(RECORDS FOR PROCESSING begins)

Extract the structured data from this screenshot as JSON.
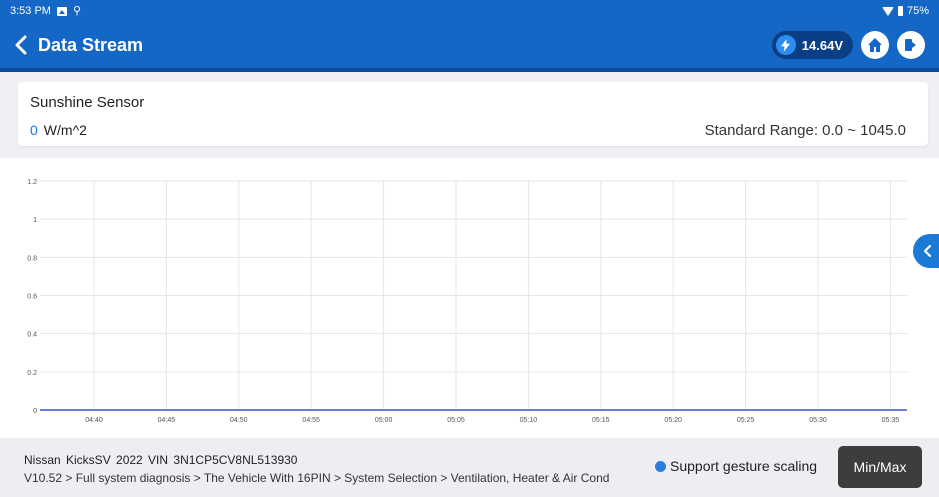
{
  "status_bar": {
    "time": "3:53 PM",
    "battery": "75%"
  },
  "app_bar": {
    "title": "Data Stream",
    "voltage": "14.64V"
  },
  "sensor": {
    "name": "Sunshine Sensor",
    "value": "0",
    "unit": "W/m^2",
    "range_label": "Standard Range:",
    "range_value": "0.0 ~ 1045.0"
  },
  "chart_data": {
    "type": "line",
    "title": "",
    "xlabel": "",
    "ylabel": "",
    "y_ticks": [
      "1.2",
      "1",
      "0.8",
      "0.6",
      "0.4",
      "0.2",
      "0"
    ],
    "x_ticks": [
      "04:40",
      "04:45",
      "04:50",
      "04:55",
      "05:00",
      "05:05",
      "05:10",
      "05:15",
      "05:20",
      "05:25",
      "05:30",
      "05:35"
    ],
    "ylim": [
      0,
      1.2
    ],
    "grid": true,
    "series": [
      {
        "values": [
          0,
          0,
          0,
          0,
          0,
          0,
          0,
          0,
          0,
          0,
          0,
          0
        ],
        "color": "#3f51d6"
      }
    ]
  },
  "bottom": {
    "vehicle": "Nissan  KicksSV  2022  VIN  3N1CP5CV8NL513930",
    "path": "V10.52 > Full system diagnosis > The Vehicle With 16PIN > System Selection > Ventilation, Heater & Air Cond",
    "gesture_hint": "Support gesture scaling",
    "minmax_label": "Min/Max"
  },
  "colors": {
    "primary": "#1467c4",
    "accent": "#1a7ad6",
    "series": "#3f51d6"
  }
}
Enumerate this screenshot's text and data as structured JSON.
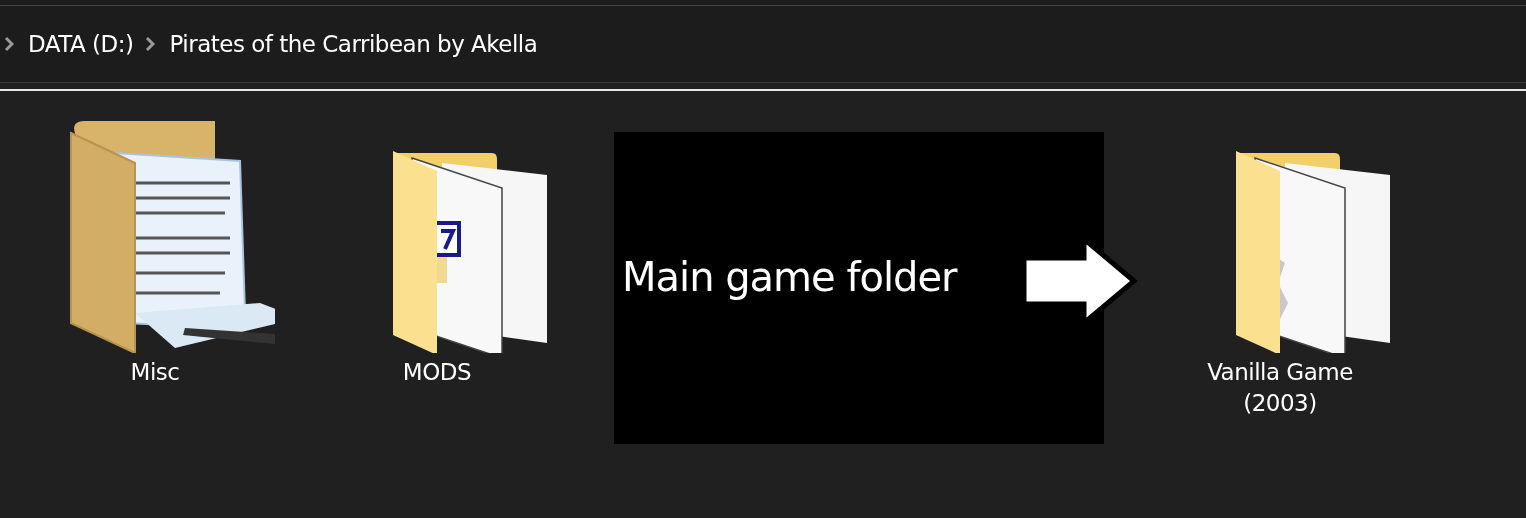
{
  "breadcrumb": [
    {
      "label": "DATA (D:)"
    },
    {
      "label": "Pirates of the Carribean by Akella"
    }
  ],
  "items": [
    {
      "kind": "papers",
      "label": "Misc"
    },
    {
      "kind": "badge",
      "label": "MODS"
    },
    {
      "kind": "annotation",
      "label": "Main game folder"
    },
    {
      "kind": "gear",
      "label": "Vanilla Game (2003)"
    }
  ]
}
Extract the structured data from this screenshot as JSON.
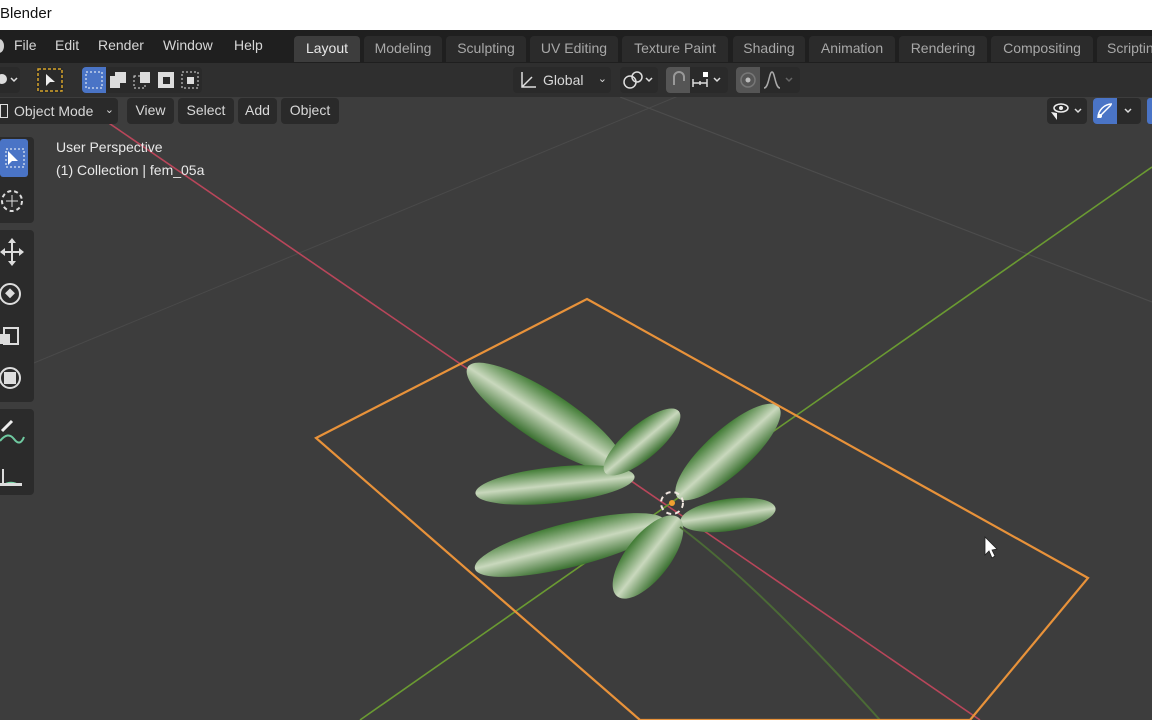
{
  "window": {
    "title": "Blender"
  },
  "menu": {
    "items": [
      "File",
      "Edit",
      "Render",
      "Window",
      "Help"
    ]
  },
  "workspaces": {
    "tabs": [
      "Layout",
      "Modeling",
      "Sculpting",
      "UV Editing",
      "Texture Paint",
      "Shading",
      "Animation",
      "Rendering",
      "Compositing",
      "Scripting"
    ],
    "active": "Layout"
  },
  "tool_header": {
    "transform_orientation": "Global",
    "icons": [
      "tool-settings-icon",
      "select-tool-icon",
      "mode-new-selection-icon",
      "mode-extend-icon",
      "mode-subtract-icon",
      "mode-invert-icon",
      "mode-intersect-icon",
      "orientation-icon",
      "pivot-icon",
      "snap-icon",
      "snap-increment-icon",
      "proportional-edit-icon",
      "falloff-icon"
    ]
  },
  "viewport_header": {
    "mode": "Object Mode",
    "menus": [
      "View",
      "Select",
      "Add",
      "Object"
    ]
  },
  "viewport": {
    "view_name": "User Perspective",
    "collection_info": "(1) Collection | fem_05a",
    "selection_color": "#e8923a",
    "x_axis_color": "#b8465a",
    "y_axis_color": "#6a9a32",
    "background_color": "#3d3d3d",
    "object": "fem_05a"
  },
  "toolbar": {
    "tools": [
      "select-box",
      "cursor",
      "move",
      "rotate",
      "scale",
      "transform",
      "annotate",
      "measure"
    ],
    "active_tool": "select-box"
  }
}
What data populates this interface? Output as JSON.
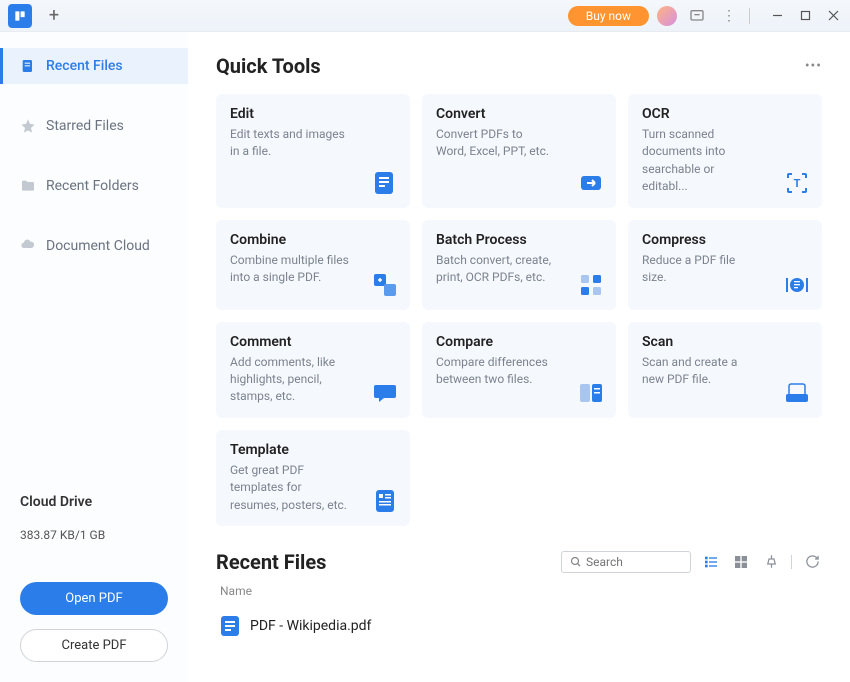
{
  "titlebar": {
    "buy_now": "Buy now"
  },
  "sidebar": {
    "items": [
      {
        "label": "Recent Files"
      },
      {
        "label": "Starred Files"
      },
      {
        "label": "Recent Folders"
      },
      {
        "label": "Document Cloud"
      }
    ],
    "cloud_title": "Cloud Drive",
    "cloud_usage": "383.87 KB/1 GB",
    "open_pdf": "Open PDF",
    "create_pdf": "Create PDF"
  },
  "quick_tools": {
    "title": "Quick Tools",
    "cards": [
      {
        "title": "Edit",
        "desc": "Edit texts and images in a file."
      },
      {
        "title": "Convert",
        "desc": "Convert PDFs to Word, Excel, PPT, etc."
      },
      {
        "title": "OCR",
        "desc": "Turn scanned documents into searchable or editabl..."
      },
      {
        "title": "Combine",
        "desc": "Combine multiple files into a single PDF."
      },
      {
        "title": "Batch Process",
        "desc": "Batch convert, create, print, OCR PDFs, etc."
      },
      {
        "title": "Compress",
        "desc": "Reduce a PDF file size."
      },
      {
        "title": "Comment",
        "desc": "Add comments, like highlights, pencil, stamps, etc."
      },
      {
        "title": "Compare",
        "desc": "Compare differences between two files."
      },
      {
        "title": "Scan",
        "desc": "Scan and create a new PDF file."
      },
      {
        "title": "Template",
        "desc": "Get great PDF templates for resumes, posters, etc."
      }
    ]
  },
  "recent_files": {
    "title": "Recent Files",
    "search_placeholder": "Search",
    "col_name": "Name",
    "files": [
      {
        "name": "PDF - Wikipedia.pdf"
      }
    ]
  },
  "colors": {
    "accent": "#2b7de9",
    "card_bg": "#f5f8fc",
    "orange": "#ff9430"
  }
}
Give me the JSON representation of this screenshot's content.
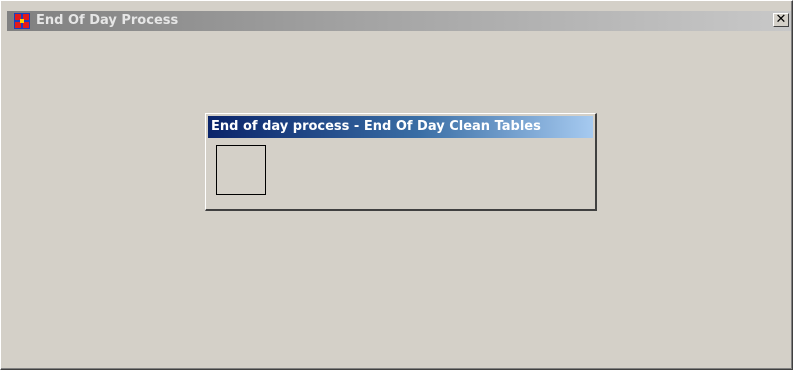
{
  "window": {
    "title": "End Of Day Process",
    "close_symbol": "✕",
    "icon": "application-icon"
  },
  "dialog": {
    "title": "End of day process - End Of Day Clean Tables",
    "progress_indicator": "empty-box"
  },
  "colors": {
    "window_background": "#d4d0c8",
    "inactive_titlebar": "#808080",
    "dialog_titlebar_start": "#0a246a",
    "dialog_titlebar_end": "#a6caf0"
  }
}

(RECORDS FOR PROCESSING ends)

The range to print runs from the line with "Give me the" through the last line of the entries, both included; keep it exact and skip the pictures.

**TASK RESPONSE**
Give me the JSON representation of this screenshot's content.
{
  "window": {
    "title": "End Of Day Process",
    "close_symbol": "✕",
    "icon": "application-icon"
  },
  "dialog": {
    "title": "End of day process - End Of Day Clean Tables",
    "progress_indicator": "empty-box"
  },
  "colors": {
    "window_background": "#d4d0c8",
    "inactive_titlebar": "#808080",
    "dialog_titlebar_start": "#0a246a",
    "dialog_titlebar_end": "#a6caf0"
  }
}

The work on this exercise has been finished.